Columbia Point also launched a local grassroots movement that saw eighteen more health centers established in Boston by 1971. The collective success of these health centers in delivering healthcare services gained the notice of local and national leaders, including Massachusetts U.S. Senator Edward Kennedy. Now, 50 years later, the re-named Geiger Gibson Community Health Center is one of the founding members of the larger Harbor Health Services, Inc., which administers five Community Health Centers in three counties in eastern Massachusetts.
“Clearly much has changed in 50 years but much has remained of the original ideas,” says Dan Driscoll, President and CEO of Harbor Health. Driscoll has been with Harbor Health for 38 years, and visited Columbia Point in its early days. “The vision that Jack Geiger and Count Gibson had for a ‘pre-payment plan’ to finance care has become a capitated arrangement for Medicaid patients. Their concept of community participation is now a fully empowered and legally responsible community board of directors. Geiger and Gibson always saw the health center mission as more than medical care. Today, those services include outreach using community residents, financial counseling, domestic violence advocacy, substance abuse treatment, medical – behavioral health integration, case management and the provision of career ladders for staff.”
Indeed, addressing the whole health of the person and the factors that may contribute to illness, rather, the social determinants of health, is one of the hallmarks of the health center movement and a key to its record of success in reducing healthcare costs, unnecessary hospitalizations and visits to the hospital emergency room.

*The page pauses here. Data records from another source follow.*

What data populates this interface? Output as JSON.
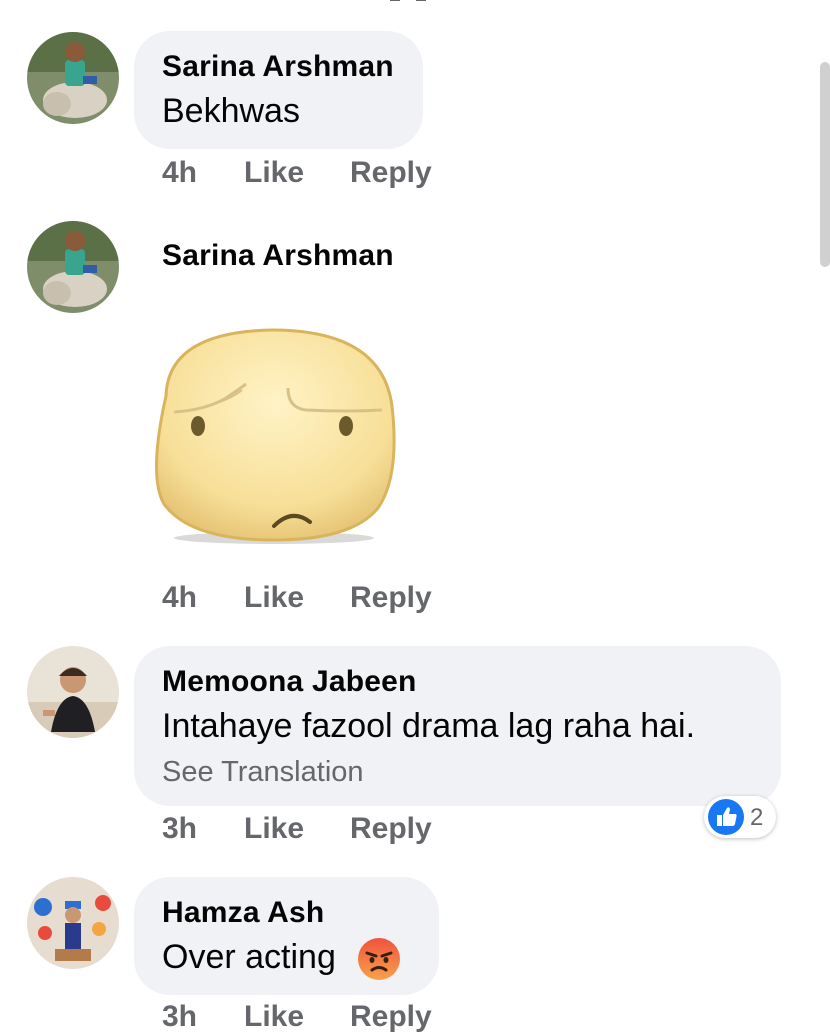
{
  "comments": [
    {
      "author": "Sarina Arshman",
      "text": "Bekhwas",
      "time": "4h",
      "like_label": "Like",
      "reply_label": "Reply",
      "avatar_icon": "profile-photo-person-riding-animal"
    },
    {
      "author": "Sarina Arshman",
      "sticker_icon": "worried-face-sticker",
      "time": "4h",
      "like_label": "Like",
      "reply_label": "Reply",
      "avatar_icon": "profile-photo-person-riding-animal"
    },
    {
      "author": "Memoona Jabeen",
      "text": "Intahaye fazool drama lag raha hai.",
      "see_translation": "See Translation",
      "time": "3h",
      "like_label": "Like",
      "reply_label": "Reply",
      "reaction": {
        "icon": "like-icon",
        "count": "2"
      },
      "avatar_icon": "profile-photo-child"
    },
    {
      "author": "Hamza Ash",
      "text": "Over acting",
      "emoji_icon": "angry-face-emoji",
      "time": "3h",
      "like_label": "Like",
      "reply_label": "Reply",
      "avatar_icon": "profile-photo-child-party"
    }
  ],
  "colors": {
    "bubble": "#f0f2f5",
    "meta_text": "#65676b",
    "like_blue": "#1877f2"
  }
}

Harbor Health Services stays true to that mission and also continues to focus resources on the needs of the local community. In addition to providing services to 27,000 patients, including 10,000 dental patients. Harbor Health also saw the need for delivering services to the growing numbers of elderly who were homebound. They offer an Elder Service Plan, which now cares for 450 people. They also run a Women Infant Children Nutrition Program for more than 3,000 women and their children.
“The scope and size of the health center program nationally is most likely larger than either Jack Geiger and Count Gibson had dared hope for, but today the Columbia Point Health Center/Geiger Gibson Community Health Center remains, along with our rural cousin, Delta Health Center in Mound Bayou Mississippi, as lasting signs of the resiliency of the movement and its mission,” said Driscoll.

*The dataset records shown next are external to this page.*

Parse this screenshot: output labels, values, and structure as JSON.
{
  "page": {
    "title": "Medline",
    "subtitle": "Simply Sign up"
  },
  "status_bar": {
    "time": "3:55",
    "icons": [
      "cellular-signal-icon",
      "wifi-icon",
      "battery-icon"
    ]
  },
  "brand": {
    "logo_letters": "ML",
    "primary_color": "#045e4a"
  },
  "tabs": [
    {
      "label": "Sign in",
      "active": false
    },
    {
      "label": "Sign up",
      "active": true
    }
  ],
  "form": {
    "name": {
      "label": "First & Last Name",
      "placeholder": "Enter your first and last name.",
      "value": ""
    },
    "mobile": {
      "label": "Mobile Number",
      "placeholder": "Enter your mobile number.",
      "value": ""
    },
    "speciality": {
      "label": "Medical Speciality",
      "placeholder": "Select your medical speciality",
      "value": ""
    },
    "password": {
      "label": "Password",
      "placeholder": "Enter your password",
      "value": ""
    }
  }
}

Help us celebrate the 50th anniversary throughout the month of June by telling us about your health center’s journey.